■ What is needed: Filter the entries for the word "title". Copy each line that has it.
:::::
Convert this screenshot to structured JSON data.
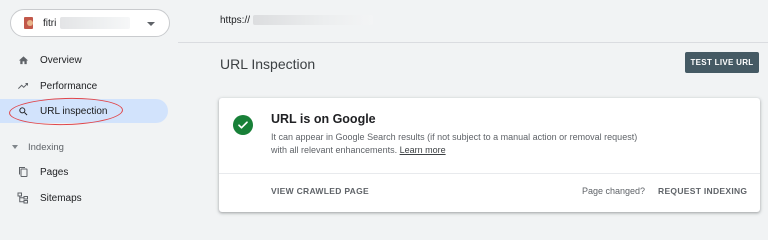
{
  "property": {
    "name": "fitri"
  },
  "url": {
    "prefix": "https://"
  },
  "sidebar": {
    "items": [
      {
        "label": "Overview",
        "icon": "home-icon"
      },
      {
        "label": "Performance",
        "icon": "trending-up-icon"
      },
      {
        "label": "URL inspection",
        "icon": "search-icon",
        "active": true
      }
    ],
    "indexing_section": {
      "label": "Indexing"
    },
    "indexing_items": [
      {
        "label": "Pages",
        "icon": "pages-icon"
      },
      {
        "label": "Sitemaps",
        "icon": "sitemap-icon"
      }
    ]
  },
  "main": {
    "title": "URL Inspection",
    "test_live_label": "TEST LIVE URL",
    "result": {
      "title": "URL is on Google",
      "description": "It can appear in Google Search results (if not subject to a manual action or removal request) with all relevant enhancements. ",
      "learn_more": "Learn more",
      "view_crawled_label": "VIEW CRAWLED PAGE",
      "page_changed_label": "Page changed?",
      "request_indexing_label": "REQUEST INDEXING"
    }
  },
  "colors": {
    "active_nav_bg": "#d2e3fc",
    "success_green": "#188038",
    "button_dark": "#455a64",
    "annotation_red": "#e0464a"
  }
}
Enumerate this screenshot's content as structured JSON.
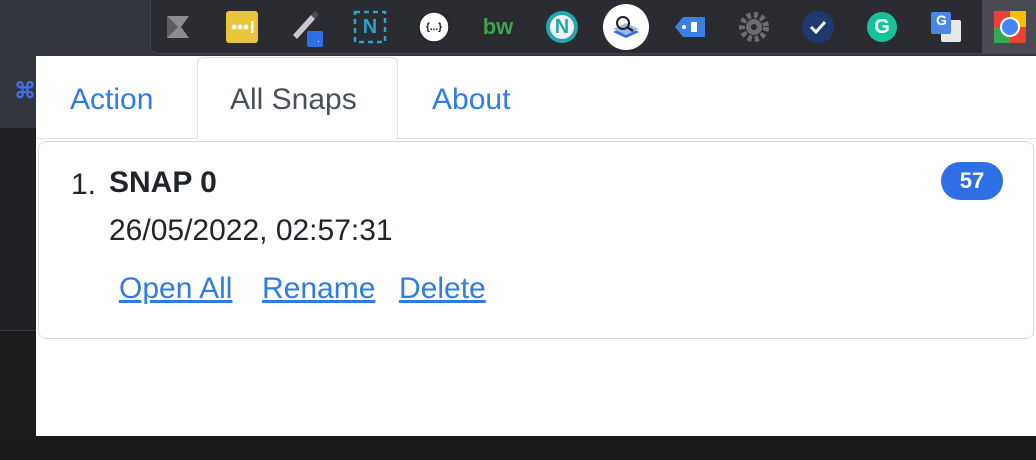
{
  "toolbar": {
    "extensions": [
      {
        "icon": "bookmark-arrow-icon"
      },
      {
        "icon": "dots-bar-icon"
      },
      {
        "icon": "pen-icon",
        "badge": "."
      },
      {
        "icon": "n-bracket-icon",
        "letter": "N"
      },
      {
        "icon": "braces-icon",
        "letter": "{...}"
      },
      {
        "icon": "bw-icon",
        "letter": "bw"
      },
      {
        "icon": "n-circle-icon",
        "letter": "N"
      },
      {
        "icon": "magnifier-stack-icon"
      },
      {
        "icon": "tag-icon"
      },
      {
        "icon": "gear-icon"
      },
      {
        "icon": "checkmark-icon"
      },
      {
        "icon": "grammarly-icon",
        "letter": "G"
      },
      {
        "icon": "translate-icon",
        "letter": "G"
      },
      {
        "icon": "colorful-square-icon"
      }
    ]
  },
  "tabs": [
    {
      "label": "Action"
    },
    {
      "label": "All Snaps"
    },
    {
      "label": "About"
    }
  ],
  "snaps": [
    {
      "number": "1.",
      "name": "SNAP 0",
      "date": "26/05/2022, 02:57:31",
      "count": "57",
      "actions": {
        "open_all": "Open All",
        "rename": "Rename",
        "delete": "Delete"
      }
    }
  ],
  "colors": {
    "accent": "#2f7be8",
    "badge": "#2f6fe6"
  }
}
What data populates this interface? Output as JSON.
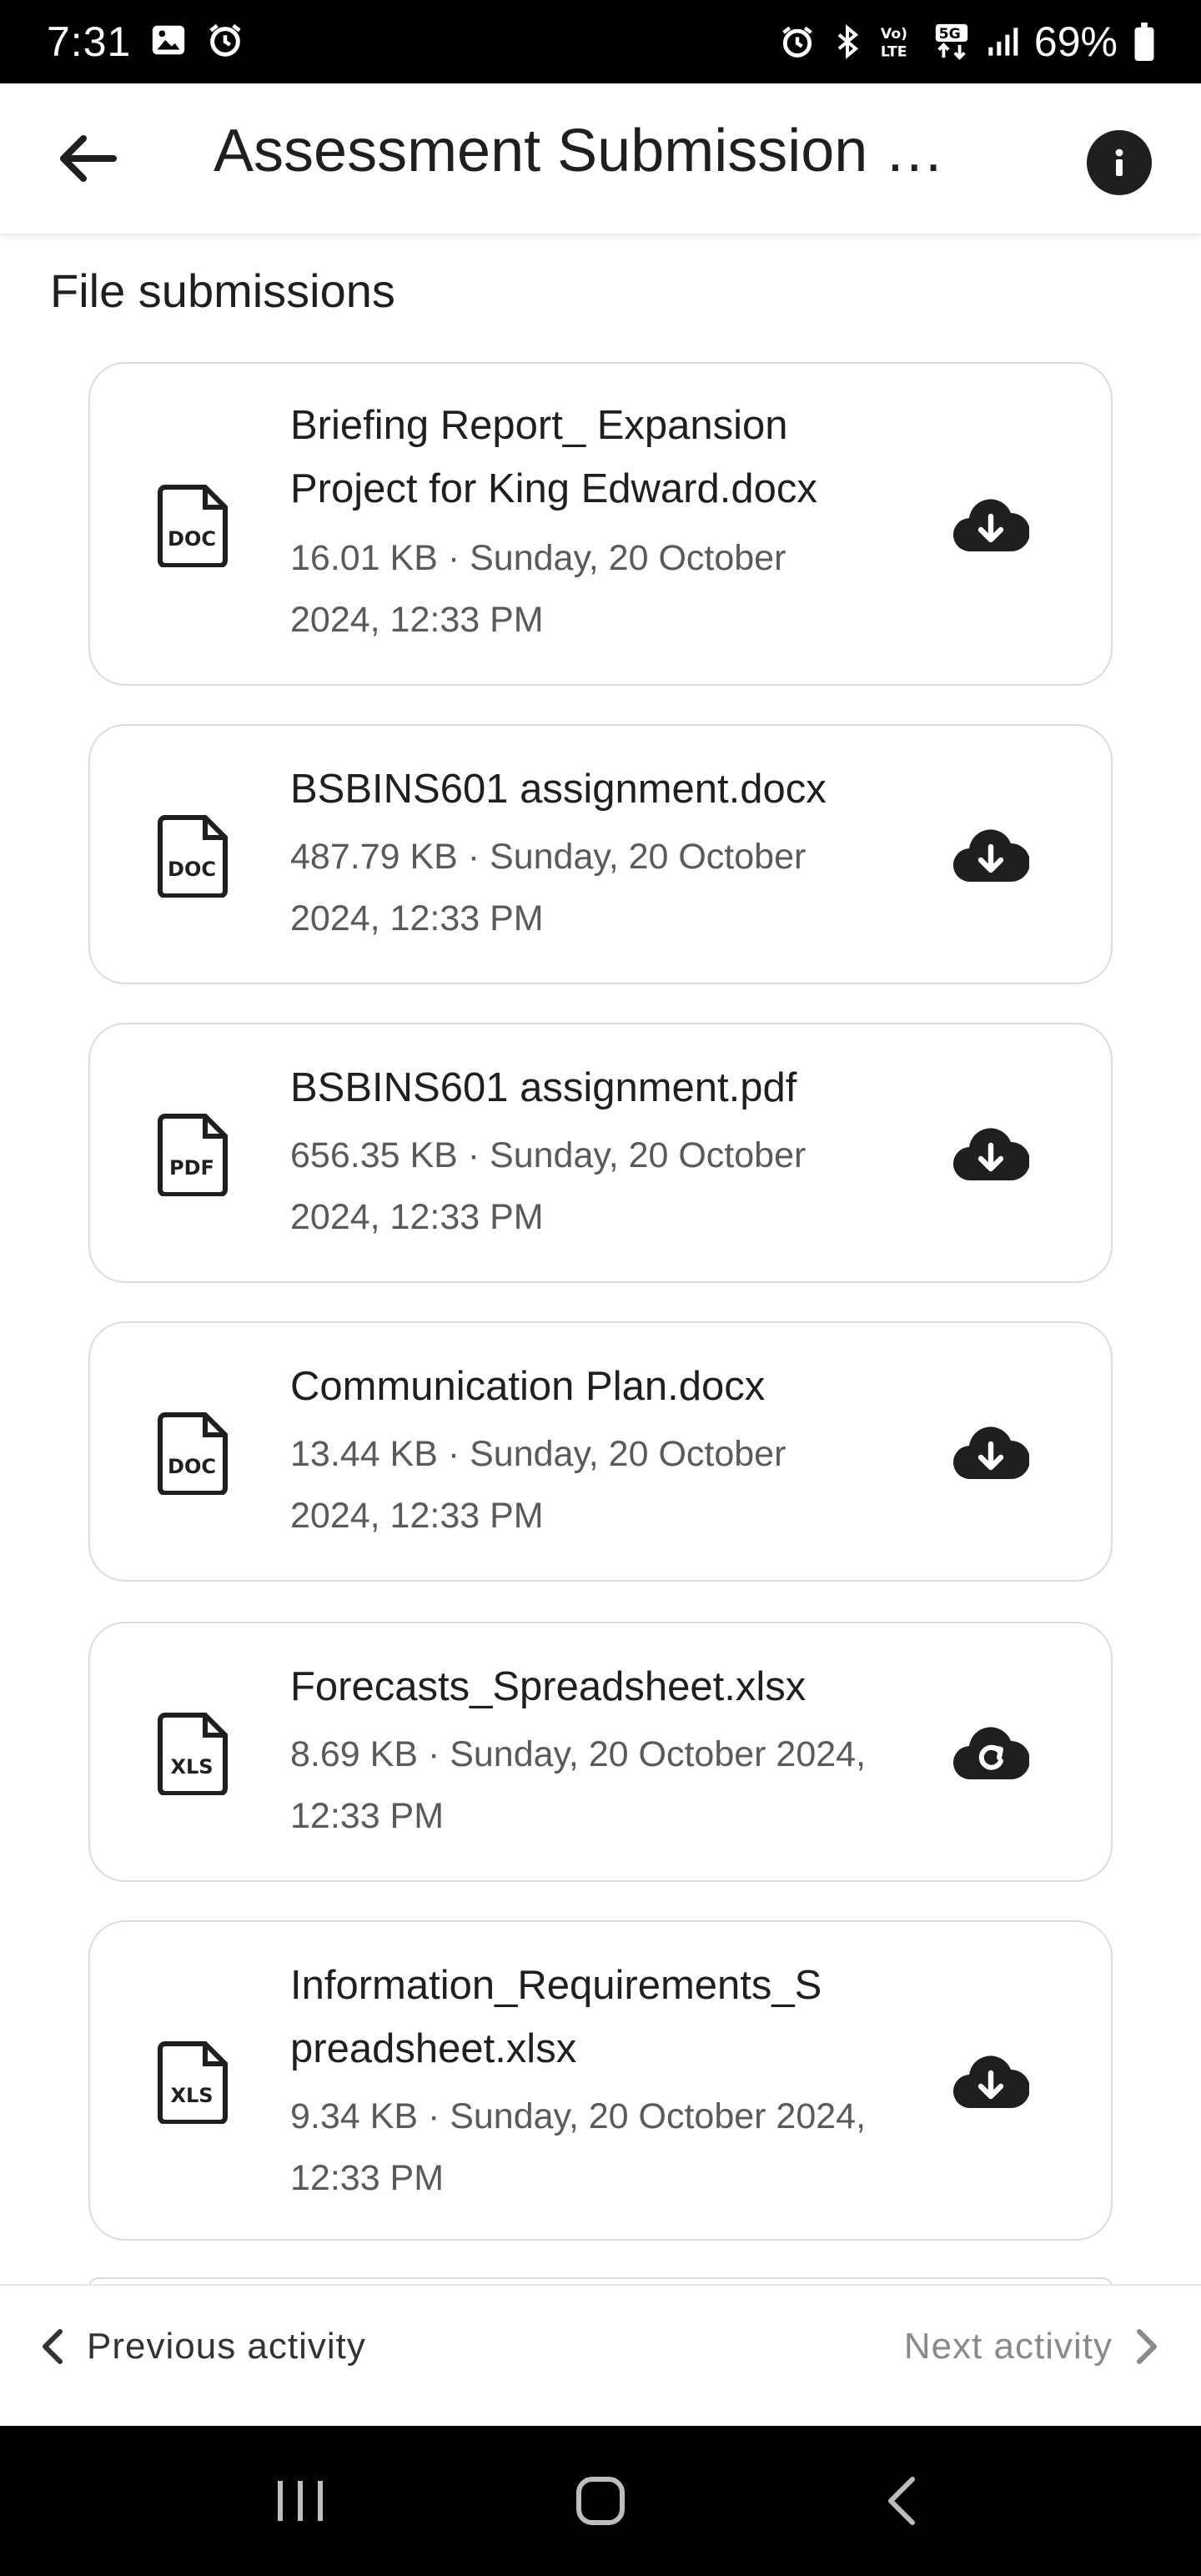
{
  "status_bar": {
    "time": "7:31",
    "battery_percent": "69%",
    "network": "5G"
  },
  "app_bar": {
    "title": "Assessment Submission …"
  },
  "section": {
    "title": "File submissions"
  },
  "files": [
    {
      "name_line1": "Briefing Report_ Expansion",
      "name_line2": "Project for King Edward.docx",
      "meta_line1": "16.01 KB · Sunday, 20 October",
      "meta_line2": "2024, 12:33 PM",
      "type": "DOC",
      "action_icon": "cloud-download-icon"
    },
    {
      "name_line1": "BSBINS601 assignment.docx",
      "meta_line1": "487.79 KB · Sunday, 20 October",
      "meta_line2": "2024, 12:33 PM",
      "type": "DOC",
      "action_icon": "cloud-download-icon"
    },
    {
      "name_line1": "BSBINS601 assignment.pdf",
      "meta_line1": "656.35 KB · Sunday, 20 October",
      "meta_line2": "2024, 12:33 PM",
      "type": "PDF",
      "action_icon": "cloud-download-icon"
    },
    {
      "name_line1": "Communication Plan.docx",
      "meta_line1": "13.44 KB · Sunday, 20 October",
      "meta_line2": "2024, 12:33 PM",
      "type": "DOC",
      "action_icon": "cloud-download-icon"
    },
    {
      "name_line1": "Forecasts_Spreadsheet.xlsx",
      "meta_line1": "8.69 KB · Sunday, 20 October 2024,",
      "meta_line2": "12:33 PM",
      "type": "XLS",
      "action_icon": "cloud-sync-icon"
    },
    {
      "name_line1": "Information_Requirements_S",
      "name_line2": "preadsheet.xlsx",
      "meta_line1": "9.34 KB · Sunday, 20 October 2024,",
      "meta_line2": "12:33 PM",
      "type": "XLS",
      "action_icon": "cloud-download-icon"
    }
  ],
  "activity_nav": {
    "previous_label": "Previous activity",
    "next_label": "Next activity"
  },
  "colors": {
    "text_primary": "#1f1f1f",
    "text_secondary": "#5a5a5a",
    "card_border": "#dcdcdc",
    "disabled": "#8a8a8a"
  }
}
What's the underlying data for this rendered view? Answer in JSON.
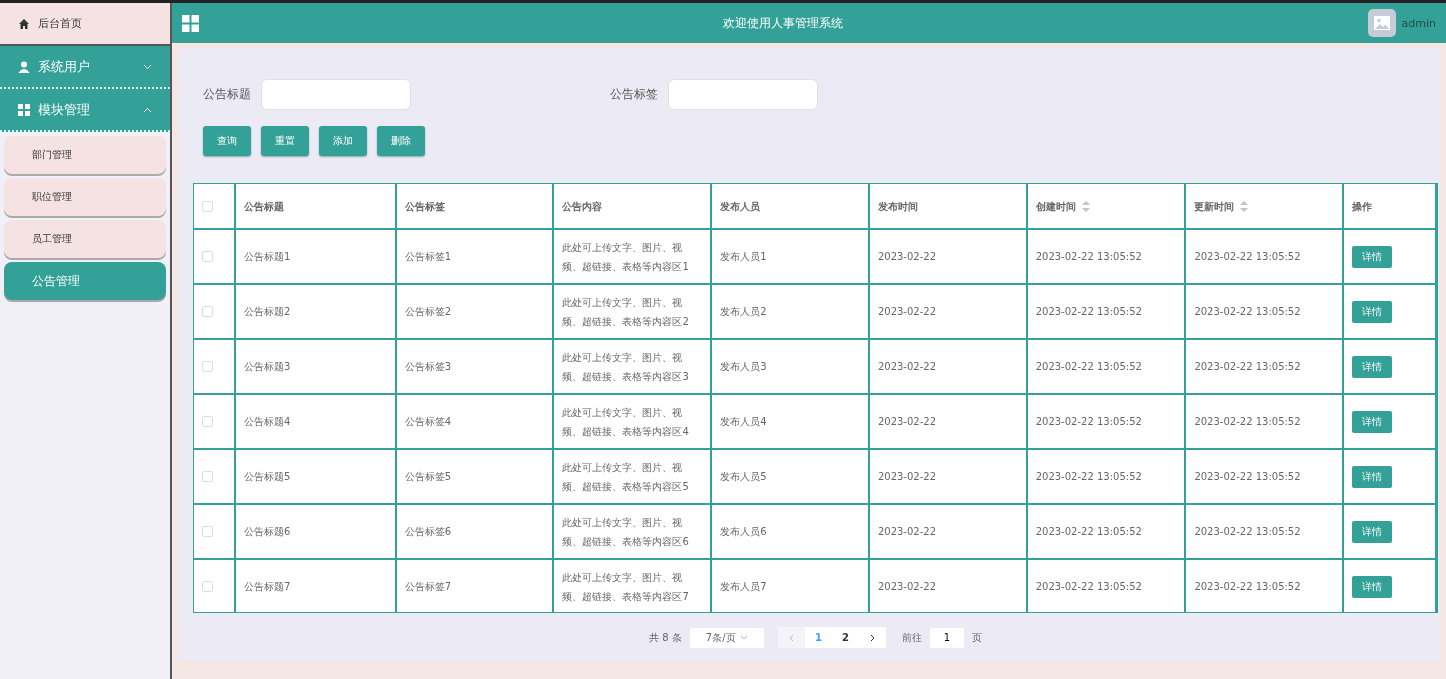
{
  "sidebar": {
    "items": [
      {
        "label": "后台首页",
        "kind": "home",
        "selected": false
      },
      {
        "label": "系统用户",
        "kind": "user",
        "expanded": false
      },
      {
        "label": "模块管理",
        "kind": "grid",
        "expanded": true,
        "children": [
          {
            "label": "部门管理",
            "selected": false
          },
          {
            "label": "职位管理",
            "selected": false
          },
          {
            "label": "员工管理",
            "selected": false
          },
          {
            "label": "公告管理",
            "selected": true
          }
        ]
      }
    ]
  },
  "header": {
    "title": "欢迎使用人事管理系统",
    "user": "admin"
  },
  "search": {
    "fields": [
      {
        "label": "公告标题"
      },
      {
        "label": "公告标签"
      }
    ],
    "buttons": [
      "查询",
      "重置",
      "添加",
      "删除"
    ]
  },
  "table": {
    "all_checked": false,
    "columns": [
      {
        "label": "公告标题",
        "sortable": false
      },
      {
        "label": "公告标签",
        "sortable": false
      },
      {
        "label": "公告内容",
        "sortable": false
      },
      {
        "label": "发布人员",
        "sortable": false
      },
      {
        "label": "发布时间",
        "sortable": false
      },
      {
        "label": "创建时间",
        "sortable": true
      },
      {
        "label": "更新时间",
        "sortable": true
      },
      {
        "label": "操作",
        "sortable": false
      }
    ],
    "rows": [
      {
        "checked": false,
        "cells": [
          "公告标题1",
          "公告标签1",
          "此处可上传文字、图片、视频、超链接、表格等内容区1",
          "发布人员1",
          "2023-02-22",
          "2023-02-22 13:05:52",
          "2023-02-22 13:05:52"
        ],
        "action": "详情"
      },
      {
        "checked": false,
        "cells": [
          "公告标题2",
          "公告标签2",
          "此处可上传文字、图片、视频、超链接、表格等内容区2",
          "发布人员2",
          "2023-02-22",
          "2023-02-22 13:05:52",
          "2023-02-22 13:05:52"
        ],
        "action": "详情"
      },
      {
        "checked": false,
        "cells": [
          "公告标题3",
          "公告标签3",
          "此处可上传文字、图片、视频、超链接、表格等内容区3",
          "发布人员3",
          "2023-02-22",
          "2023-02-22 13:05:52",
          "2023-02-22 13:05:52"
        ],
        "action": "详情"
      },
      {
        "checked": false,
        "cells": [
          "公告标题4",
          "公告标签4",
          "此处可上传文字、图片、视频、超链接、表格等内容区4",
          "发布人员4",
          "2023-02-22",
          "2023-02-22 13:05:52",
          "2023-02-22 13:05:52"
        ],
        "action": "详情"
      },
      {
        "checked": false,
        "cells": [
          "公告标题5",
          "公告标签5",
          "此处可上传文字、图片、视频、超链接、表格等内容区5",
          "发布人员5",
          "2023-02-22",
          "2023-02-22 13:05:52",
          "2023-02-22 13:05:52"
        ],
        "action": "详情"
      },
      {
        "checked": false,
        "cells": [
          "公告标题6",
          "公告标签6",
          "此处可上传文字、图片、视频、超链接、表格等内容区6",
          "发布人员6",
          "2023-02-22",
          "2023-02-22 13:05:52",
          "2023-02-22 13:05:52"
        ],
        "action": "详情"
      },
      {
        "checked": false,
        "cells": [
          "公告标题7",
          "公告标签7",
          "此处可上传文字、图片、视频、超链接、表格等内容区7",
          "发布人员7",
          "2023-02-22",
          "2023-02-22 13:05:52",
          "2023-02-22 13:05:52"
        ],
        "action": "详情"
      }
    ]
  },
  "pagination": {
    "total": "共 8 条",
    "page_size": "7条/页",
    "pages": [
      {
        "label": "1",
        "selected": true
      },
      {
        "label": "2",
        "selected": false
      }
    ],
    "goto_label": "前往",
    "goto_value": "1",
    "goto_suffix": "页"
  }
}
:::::
■ Response to this exercise:
    "title": "URL Inspection",
      "title": "URL is on Google",
    "title": "Assessment Submission …"
    "title": "File submissions"
    "title": "欢迎使用人事管理系统",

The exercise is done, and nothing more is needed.